Results determines allocation of billions of dollars of federal spending, voting districts
April 7, 2010, 3:54 am·
While the 2010 Census deadline has not yet passed, Penn is campaigning for students who live both on and off campus to fill out and submit their forms by the end of the week.
This week was specifically chosen because it is the “best window of opportunity before Fling, Penn Relays, … move-out, commencement” and other events that can distract students from completing the forms, said College Houses and Academic Services Director for Communications Sue Smith.
Census forms are due nationwide on May 14, Smith said.
Penn’s Office of Government and Community Affairs has promoted census participation on campus through posters and presentations over the last two months, according to Assistant Vice President of Community Relations Glenn Bryan.
Bryan added that student participation is encouraged because federal aid allocated using census results “benefits the community, benefits the city, benefits Penn.”
In order to further spread the message to students about filling out census forms, a census rally will host Philadelphia Mayor Michael Nutter in the Lower Quad at 4:30 p.m. today.
Nutter will also visit his former dorm room in Riepe College House to encourage current residents to complete their forms.
The University is also facilitating student involvement within college houses.

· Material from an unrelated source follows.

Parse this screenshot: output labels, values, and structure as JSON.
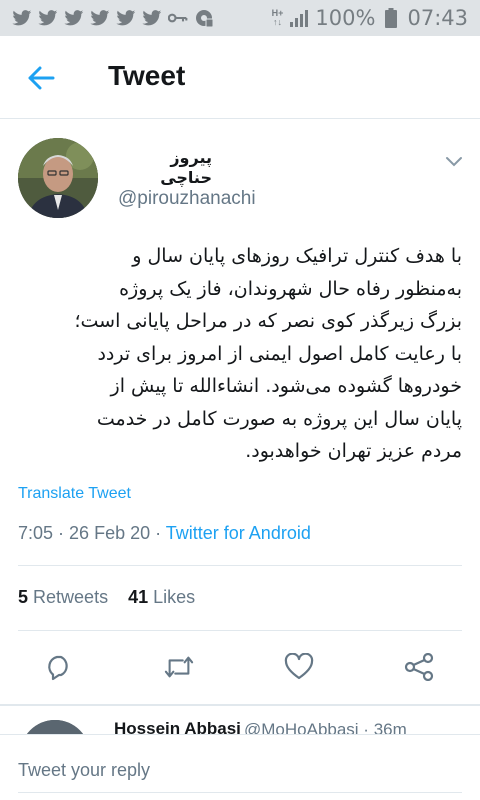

Smith said forms have been distributed to residents’ mailboxes in Penn’s college houses.
Fifteen boxes — including tall blue boxes and white desktop boxes — are located throughout the college houses and Sansom Place East and West, where students can drop off their completed forms. All students, including non-American citizens, must fill out forms.
“The tricky thing is that we are basically landlords for 6,000 people,” Smith said. “That presents a real challenge for the Census Bureau.”

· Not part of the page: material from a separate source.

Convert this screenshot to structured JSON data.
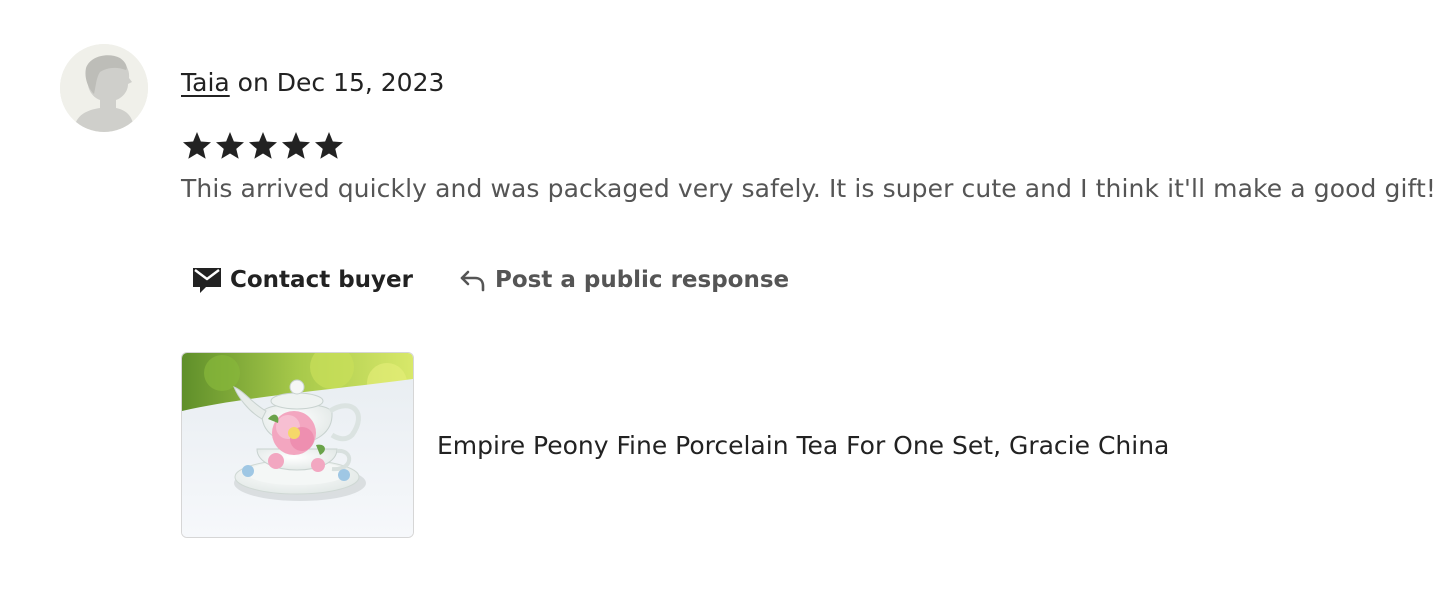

Smith explained that only Datrose, Penn’s licensed sub-contractor, can access student mailboxes, thus posing logistical problems for census workers to follow up on an individual basis.
College houses give census workers labels with mailbox numbers to affix onto census forms. In order to ensure security, Penn does not distribute student names or addresses.
Census collections for students living in Greek housing will follow a different procedure.
According to Beth Schnitman-Malm, who is heading census efforts for the Office of Fraternity and Sorority Affairs, chapter house managers will distribute forms to students and then collect and return completed forms to her. Schnitman-Malm will then give them to census enumerators.
Penn also sent postcards to parents, reminding them not to count their children who are full-time Penn students living on campus.
Census forms were delivered in March to off-campus residences. Census workers will visit individual residences before the end of July if no form is returned.
Bryan emphasized the goal of “100 percent participation.”
He said the “big issue is follow-up and follow-through,” adding that over the next two weeks, before the national deadline, “we’ll still be campaigning.”